Report how many lines in the records below hold "Only", with no other output.

SUPPLIED MATERIAL:

[Start of section]

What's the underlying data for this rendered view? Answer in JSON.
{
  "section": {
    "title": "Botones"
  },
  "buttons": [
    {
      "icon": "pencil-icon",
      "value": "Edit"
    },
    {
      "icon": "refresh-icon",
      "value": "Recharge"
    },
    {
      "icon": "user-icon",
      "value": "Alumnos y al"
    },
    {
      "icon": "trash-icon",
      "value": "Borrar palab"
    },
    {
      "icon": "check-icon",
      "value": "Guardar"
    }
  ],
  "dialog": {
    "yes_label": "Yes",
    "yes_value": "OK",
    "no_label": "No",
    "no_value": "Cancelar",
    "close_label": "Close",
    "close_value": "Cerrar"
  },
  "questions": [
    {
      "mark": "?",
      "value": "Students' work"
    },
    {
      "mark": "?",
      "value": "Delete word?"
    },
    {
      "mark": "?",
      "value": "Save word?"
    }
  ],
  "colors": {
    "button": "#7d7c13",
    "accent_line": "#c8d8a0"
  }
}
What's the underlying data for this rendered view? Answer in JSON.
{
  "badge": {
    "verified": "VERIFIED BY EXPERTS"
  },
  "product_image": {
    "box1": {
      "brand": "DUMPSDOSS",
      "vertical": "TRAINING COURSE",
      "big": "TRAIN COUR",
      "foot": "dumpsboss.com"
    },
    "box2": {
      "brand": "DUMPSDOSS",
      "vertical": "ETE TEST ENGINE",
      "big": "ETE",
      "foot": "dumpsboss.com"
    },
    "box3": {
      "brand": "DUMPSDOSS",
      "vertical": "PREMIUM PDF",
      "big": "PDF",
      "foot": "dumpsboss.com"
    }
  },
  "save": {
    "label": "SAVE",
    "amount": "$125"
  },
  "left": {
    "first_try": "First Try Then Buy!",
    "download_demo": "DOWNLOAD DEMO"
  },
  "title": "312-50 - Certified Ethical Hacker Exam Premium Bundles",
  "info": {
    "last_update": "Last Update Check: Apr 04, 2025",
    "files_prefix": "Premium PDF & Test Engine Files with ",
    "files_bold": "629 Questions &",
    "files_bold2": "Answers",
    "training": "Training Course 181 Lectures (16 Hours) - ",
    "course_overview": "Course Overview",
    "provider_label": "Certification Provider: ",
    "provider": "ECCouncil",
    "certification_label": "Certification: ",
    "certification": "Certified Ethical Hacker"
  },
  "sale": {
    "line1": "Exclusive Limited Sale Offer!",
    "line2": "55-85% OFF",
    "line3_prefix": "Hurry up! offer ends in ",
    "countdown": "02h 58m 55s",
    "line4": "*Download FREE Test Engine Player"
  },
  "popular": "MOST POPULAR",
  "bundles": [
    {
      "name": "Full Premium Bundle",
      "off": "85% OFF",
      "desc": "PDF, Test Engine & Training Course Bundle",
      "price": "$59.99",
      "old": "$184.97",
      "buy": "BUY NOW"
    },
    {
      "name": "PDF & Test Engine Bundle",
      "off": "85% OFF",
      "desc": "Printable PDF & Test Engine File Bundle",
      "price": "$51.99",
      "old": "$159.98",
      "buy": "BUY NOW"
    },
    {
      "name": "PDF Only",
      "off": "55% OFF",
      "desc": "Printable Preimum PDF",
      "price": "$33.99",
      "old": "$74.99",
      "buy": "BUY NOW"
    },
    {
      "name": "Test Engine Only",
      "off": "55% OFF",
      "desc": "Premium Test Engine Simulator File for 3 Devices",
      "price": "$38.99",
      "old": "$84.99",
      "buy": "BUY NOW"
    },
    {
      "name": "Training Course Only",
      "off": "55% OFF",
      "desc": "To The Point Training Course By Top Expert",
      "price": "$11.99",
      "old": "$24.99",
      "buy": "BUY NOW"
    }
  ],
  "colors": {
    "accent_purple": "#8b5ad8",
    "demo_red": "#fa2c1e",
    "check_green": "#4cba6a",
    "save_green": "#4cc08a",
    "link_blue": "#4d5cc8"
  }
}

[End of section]

SOLUTION BELOW: 3